◆ **WORK REQUIRED**: Please find the lines in the entries below that contain the word "help", and copy each one.

(Beginning of GIVEN RECORDS)

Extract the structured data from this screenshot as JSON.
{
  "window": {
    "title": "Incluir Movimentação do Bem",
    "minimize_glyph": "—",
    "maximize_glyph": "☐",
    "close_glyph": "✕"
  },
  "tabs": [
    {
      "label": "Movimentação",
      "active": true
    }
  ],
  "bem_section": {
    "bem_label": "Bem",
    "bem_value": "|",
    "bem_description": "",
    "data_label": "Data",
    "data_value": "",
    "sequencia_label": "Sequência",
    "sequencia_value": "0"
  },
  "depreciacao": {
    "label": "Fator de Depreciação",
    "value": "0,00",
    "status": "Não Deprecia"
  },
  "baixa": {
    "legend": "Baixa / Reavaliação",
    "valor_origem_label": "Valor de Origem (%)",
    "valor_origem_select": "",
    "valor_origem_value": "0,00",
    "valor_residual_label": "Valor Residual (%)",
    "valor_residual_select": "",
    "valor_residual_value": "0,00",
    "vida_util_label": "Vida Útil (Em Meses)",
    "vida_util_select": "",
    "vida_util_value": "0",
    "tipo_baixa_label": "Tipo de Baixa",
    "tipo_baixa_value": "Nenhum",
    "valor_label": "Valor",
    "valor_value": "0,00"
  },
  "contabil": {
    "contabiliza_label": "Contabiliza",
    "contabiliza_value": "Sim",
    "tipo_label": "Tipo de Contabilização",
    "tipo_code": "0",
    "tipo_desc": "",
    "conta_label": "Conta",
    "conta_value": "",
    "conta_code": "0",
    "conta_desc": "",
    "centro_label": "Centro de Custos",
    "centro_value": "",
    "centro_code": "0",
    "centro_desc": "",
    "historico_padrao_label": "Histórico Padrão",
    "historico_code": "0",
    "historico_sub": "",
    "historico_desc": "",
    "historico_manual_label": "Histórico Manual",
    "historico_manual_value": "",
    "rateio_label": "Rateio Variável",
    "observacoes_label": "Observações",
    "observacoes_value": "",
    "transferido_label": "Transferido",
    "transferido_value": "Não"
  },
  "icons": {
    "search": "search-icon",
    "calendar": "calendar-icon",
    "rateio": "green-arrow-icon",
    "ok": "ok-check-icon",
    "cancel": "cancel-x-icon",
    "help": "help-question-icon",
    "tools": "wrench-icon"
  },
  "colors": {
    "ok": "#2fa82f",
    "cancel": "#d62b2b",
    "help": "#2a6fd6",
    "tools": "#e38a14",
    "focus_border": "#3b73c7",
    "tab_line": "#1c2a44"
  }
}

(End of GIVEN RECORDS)

◆ **RESULT OF THIS TASK**:
    "help": "help-question-icon",
    "help": "#2a6fd6",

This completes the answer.